A proposed 139-lot subdivision on Tonawanda Creek Road moved closer to breaking ground Thursday evening, after the Amherst Planning Board determined the project would not have a significant negative impact on the environment.
The board voted, 5-1, to move the project, dubbed Briar Hollow, forward, with Mary Shapiro voting to delay approval. The subdivision, proposed at 271 Tonawanda Creek Road, is being developed by M.J. Peterson LLC.
The next step for the project is a public hearing at the Planning Board’s meeting April 21. That hearing will be on the development’s preliminary “plat,” a map showing the technical aspects of the subdivision, like drainage and sewage lines, said Gary Black, assistant planning director for the Town of Amherst.
The project has been in the works for over a year, said Sean W. Hopkins, an attorney for the developer. The Amherst Town Board rezoned the property in June 2015, allowing the project to move forward to the Planning Board. The property formerly held the County Line Airport, a private airport built in 1945.
The planned subdivision will sit on 55 acres bordered by Daisy Lane and Creekwood Drive to the north; East Summerset Lane to the west; Sundridge Drive to the east; and Caspian Court to the south.

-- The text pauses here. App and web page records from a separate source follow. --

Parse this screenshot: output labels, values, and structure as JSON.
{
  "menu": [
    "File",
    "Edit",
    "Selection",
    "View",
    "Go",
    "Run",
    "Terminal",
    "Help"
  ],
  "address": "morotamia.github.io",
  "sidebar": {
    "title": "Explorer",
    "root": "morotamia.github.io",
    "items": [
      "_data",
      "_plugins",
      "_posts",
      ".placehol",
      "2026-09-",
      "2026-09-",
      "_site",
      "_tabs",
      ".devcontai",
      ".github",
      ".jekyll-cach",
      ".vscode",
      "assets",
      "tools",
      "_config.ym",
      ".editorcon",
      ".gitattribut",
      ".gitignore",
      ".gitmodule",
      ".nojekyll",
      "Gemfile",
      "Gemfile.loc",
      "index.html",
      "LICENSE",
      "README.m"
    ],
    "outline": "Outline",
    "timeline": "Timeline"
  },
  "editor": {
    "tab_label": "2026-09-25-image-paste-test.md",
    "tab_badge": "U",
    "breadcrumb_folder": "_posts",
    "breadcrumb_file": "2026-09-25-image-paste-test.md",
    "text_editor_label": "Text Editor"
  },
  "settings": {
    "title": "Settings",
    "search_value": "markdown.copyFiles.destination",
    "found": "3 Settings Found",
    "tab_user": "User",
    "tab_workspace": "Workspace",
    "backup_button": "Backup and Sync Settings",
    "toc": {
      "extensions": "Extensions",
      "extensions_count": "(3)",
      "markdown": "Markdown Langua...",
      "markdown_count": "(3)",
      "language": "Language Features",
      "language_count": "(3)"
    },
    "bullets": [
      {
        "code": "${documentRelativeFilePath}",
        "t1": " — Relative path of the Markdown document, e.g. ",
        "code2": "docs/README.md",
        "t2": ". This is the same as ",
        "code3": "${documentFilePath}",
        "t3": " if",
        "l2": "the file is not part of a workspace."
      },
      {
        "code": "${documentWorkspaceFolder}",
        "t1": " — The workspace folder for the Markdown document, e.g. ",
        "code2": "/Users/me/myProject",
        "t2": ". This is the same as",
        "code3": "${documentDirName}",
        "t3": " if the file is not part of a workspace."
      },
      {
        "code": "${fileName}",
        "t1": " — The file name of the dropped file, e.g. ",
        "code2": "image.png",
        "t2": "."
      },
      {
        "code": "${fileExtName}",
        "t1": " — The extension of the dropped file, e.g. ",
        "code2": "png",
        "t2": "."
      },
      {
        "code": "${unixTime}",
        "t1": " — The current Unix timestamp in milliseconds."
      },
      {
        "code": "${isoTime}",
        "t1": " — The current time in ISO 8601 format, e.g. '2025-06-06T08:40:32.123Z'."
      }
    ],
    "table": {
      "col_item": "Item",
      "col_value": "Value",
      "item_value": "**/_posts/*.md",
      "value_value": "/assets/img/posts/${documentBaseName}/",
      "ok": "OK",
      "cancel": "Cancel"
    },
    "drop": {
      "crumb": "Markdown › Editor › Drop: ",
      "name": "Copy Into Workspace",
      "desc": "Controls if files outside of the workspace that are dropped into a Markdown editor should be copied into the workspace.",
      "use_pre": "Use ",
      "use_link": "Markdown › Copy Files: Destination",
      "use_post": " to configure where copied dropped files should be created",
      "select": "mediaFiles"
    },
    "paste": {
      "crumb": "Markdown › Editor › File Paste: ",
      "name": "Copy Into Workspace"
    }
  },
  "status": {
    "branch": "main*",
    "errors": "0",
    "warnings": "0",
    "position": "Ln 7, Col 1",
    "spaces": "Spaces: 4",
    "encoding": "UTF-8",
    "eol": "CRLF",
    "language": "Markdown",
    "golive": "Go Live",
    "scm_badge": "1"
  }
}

Twenty-one acres in the southwest corner will be designated as a wetlands conservation area, Hopkins said.
The town was offered the conserved land by the developer, Black said, but hasn’t decided whether to take the land.
“We’re mulling over that now,” he said.
The developer is also awaiting approval from the New York State Department of Environmental Conservation on its mitigation plan for the 21 acres of wetlands, Hopkins said, noting that it will remain a conservation area regardless of what the town decides to do with it.
“We’re hopeful we get DEC approval before the next Planning Board meeting,” he said.
Neighbors to the planned subdivision were initially against the development, until the developer revised the zoning for the project to allow only single-family homes on the property, alleviating concerns.
If all goes well, Hopkins said, construction on the site will start in the coming months.
“The goal is to break ground in the summer or fall of 2016,” he said.